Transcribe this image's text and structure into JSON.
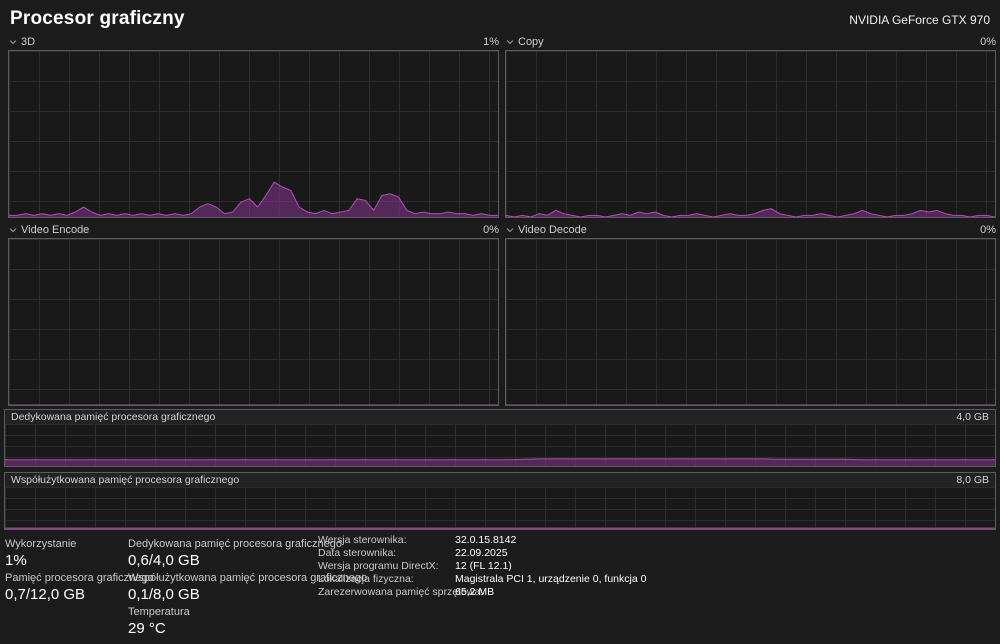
{
  "header": {
    "title": "Procesor graficzny",
    "gpu_name": "NVIDIA GeForce GTX 970"
  },
  "colors": {
    "accent": "#b34db8",
    "chart_line": "#b34db8",
    "chart_fill": "rgba(134,53,143,0.55)",
    "grid_line": "#2d2d2d",
    "chart_bg": "#191919"
  },
  "charts": [
    {
      "label": "3D",
      "value": "1%"
    },
    {
      "label": "Copy",
      "value": "0%"
    },
    {
      "label": "Video Encode",
      "value": "0%"
    },
    {
      "label": "Video Decode",
      "value": "0%"
    }
  ],
  "memory_charts": [
    {
      "label": "Dedykowana pamięć procesora graficznego",
      "capacity": "4,0 GB"
    },
    {
      "label": "Współużytkowana pamięć procesora graficznego",
      "capacity": "8,0 GB"
    }
  ],
  "stats": {
    "utilization": {
      "label": "Wykorzystanie",
      "value": "1%"
    },
    "gpu_memory": {
      "label": "Pamięć procesora graficznego",
      "value": "0,7/12,0 GB"
    },
    "dedicated_memory": {
      "label": "Dedykowana pamięć procesora graficznego",
      "value": "0,6/4,0 GB"
    },
    "shared_memory": {
      "label": "Współużytkowana pamięć procesora graficznego",
      "value": "0,1/8,0 GB"
    },
    "temperature": {
      "label": "Temperatura",
      "value": "29 °C"
    }
  },
  "details": [
    {
      "label": "Wersja sterownika:",
      "value": "32.0.15.8142"
    },
    {
      "label": "Data sterownika:",
      "value": "22.09.2025"
    },
    {
      "label": "Wersja programu DirectX:",
      "value": "12 (FL 12.1)"
    },
    {
      "label": "Lokalizacja fizyczna:",
      "value": "Magistrala PCI 1, urządzenie 0, funkcja 0"
    },
    {
      "label": "Zarezerwowana pamięć sprzętowa:",
      "value": "65,2 MB"
    }
  ],
  "chart_data": [
    {
      "type": "area",
      "title": "3D",
      "unit": "%",
      "ylim": [
        0,
        100
      ],
      "values": [
        1,
        1,
        2,
        1,
        2,
        1,
        2,
        1,
        3,
        6,
        3,
        1,
        2,
        1,
        2,
        1,
        2,
        1,
        2,
        1,
        2,
        1,
        2,
        6,
        8,
        6,
        2,
        3,
        9,
        11,
        6,
        13,
        21,
        18,
        16,
        6,
        3,
        2,
        4,
        2,
        3,
        4,
        11,
        10,
        4,
        13,
        14,
        12,
        4,
        2,
        3,
        2,
        2,
        3,
        2,
        2,
        1,
        2,
        1,
        1
      ]
    },
    {
      "type": "area",
      "title": "Copy",
      "unit": "%",
      "ylim": [
        0,
        100
      ],
      "values": [
        1,
        0,
        1,
        0,
        2,
        1,
        4,
        2,
        1,
        0,
        1,
        1,
        0,
        1,
        2,
        1,
        3,
        2,
        3,
        1,
        0,
        1,
        1,
        2,
        1,
        0,
        1,
        2,
        1,
        1,
        2,
        4,
        5,
        2,
        1,
        0,
        1,
        1,
        2,
        1,
        0,
        1,
        2,
        4,
        2,
        1,
        0,
        1,
        1,
        2,
        4,
        3,
        4,
        2,
        1,
        1,
        0,
        1,
        1,
        0
      ]
    },
    {
      "type": "area",
      "title": "Video Encode",
      "unit": "%",
      "ylim": [
        0,
        100
      ],
      "values": [
        0,
        0
      ]
    },
    {
      "type": "area",
      "title": "Video Decode",
      "unit": "%",
      "ylim": [
        0,
        100
      ],
      "values": [
        0,
        0
      ]
    },
    {
      "type": "area",
      "title": "Dedykowana pamięć procesora graficznego",
      "unit": "% of 4,0 GB",
      "ylim": [
        0,
        100
      ],
      "values": [
        15,
        15,
        15,
        15,
        15,
        15,
        15,
        15,
        15,
        15,
        15,
        15,
        15,
        15,
        15,
        15,
        15,
        15,
        15,
        15,
        15,
        15,
        15,
        15,
        15,
        15,
        15,
        15,
        15,
        15,
        15,
        16,
        17,
        17,
        17,
        17,
        17,
        17,
        17,
        17,
        17,
        17,
        17,
        17,
        17,
        17,
        16,
        16,
        16,
        16,
        16,
        15,
        15,
        15,
        15,
        15,
        15,
        15,
        15,
        15
      ]
    },
    {
      "type": "area",
      "title": "Współużytkowana pamięć procesora graficznego",
      "unit": "% of 8,0 GB",
      "ylim": [
        0,
        100
      ],
      "values": [
        2,
        2
      ]
    }
  ]
}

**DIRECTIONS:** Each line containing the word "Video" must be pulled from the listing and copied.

**RESULT FOR THIS TASK:**
      "label": "Video Encode",
      "label": "Video Decode",
      "title": "Video Encode",
      "title": "Video Decode",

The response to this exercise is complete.